The industry would like to see a uniform GST rate of 18 per cent on all auto components in the upcoming budget. Apart from this, the industry is looking forward to a resolute policy to avoid inverted duty structure for components," Bali stated. The current Customs duty rates are high and there is a scope for reduction, he said, adding, since tax buoyancy has been sustained over a period of time, the GST rates can now be finally rationalized.
According to Bali, support from all stakeholders is needed to pace up urban development towards sustainable living to support the influx into our cities. In this context, it is important that public transport development should be a focus at least in the top 100 cities, in order they do not face the same challenges as our top metro cities face today, he said. The sector should be provided infrastructure status (including lower GST) to get the necessary focus, lower interest rates, private investment and the desired impetus, Bali added.
The government policy and initiatives such as National Manufacturing Policy, PLI scheme, Industry 4.0, MSME and Startup focus, all of which aim to enhance the share of manufacturing in GDP to 25 per cent, are both ambitious as well as apt, he said in the note. "In addition, we need a careful and selective strategy on phased manufacturing programme in some areas to boost technology adoption to achieve our overall and inclusive development goals. This will also drive local innovation and strategic investment," Bali stated.
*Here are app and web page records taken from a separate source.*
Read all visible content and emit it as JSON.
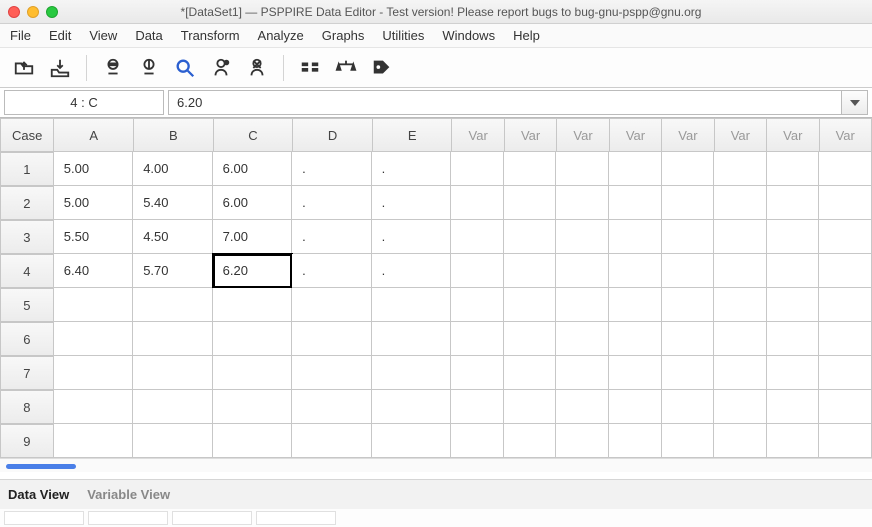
{
  "window": {
    "title": "*[DataSet1] — PSPPIRE Data Editor - Test version! Please report bugs to bug-gnu-pspp@gnu.org"
  },
  "menus": [
    "File",
    "Edit",
    "View",
    "Data",
    "Transform",
    "Analyze",
    "Graphs",
    "Utilities",
    "Windows",
    "Help"
  ],
  "toolbar_icons": [
    "open",
    "save",
    "goto-case",
    "goto-var",
    "search",
    "insert-case",
    "insert-var",
    "split",
    "weight",
    "labels"
  ],
  "cellref": {
    "label": "4 : C",
    "value": "6.20"
  },
  "columns": {
    "case": "Case",
    "named": [
      "A",
      "B",
      "C",
      "D",
      "E"
    ],
    "var_placeholder": "Var",
    "var_count": 8
  },
  "rows_shown": 9,
  "data": [
    {
      "case": "1",
      "A": "5.00",
      "B": "4.00",
      "C": "6.00",
      "D": ".",
      "E": "."
    },
    {
      "case": "2",
      "A": "5.00",
      "B": "5.40",
      "C": "6.00",
      "D": ".",
      "E": "."
    },
    {
      "case": "3",
      "A": "5.50",
      "B": "4.50",
      "C": "7.00",
      "D": ".",
      "E": "."
    },
    {
      "case": "4",
      "A": "6.40",
      "B": "5.70",
      "C": "6.20",
      "D": ".",
      "E": "."
    }
  ],
  "selected": {
    "row": 4,
    "col": "C"
  },
  "tabs": {
    "data_view": "Data View",
    "variable_view": "Variable View",
    "active": "data_view"
  }
}
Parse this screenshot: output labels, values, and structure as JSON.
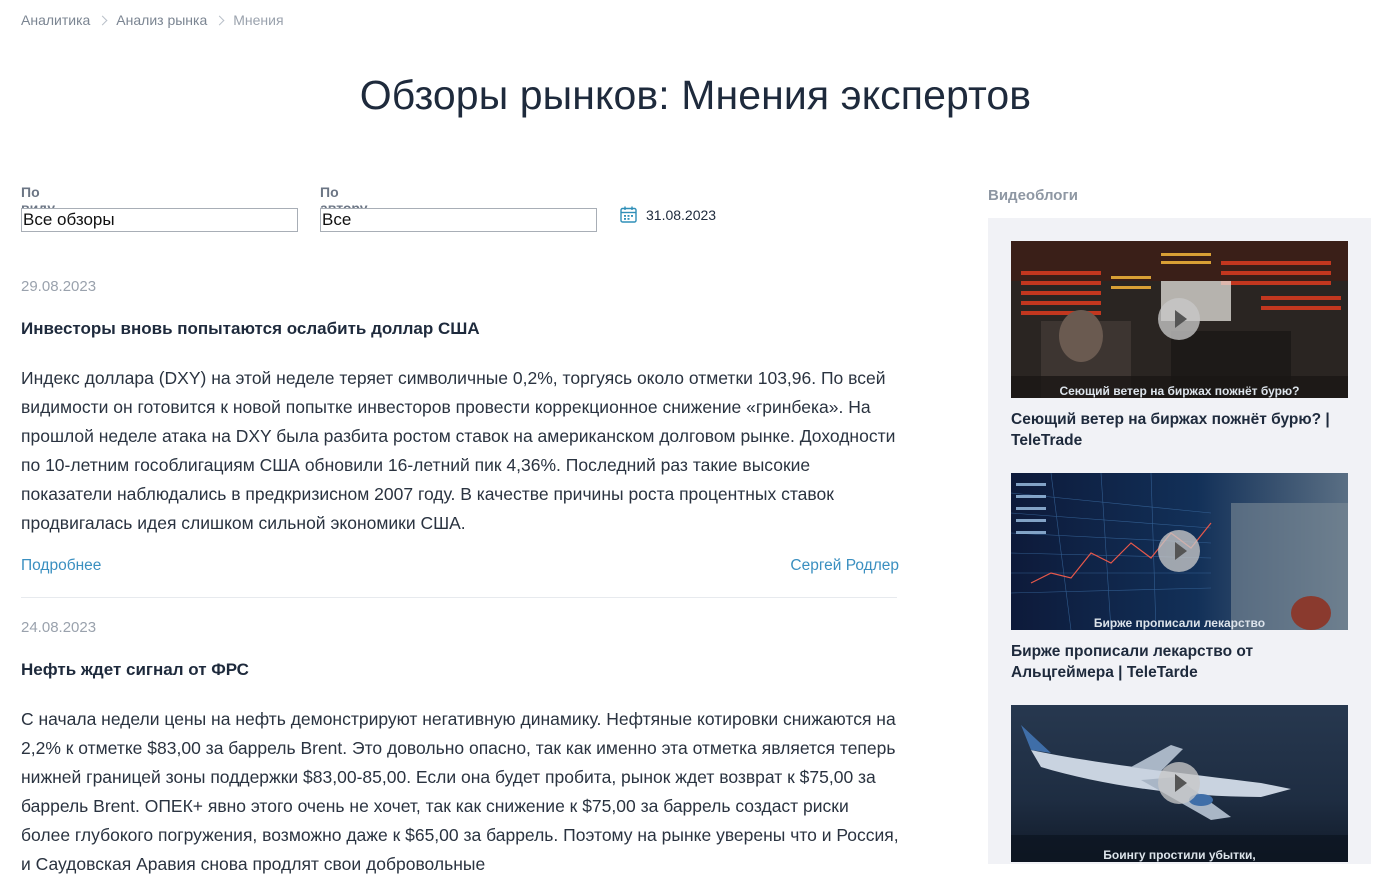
{
  "breadcrumb": {
    "items": [
      "Аналитика",
      "Анализ рынка"
    ],
    "current": "Мнения"
  },
  "page_title": "Обзоры рынков: Мнения экспертов",
  "filters": {
    "market_label": "По виду рынка",
    "market_value": "Все обзоры",
    "author_label": "По автору",
    "author_value": "Все",
    "date_value": "31.08.2023"
  },
  "articles": [
    {
      "date": "29.08.2023",
      "title": "Инвесторы вновь попытаются ослабить доллар США",
      "body": "Индекс доллара (DXY) на этой неделе теряет символичные 0,2%, торгуясь около отметки 103,96. По всей видимости он готовится к новой попытке инвесторов провести коррекционное снижение «гринбека». На прошлой неделе атака на DXY была разбита ростом ставок на американском долговом рынке. Доходности по 10-летним гособлигациям США обновили 16-летний пик 4,36%. Последний раз такие высокие показатели наблюдались в предкризисном 2007 году. В качестве причины роста процентных ставок продвигалась идея слишком сильной экономики США.",
      "more_label": "Подробнее",
      "author": "Сергей Родлер"
    },
    {
      "date": "24.08.2023",
      "title": "Нефть ждет сигнал от ФРС",
      "body": "С начала недели цены на нефть демонстрируют негативную динамику. Нефтяные котировки снижаются на 2,2% к отметке $83,00 за баррель Brent. Это довольно опасно, так как именно эта отметка является теперь нижней границей зоны поддержки $83,00-85,00. Если она будет пробита, рынок ждет возврат к $75,00 за баррель Brent. ОПЕК+ явно этого очень не хочет, так как снижение к $75,00 за баррель создаст риски более глубокого погружения, возможно даже к $65,00 за баррель. Поэтому на рынке уверены что и Россия, и Саудовская Аравия снова продлят свои добровольные"
    }
  ],
  "videoblogs": {
    "title": "Видеоблоги",
    "items": [
      {
        "thumb_caption": "Сеющий ветер на биржах пожнёт бурю?",
        "title": "Сеющий ветер на биржах пожнёт бурю? | TeleTrade"
      },
      {
        "thumb_caption": "Бирже прописали лекарство",
        "title": "Бирже прописали лекарство от Альцгеймера | TeleTarde"
      },
      {
        "thumb_caption": "Боингу простили убытки,",
        "title": ""
      }
    ]
  }
}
Reiterating specifically the need to focus on the MSMEs, which according to him are the backbone of the industrial ecosystem, he said it would be good to see measures that will further improve credit lending, support through SAMARTH and funding that will enable investments for emerging technology adoption. "I also expect further boost to initiatives that will make compliance easier to improve ease, cost and speed of doing business and fast implementation of National Single Window Scheme (NSWS)," he said.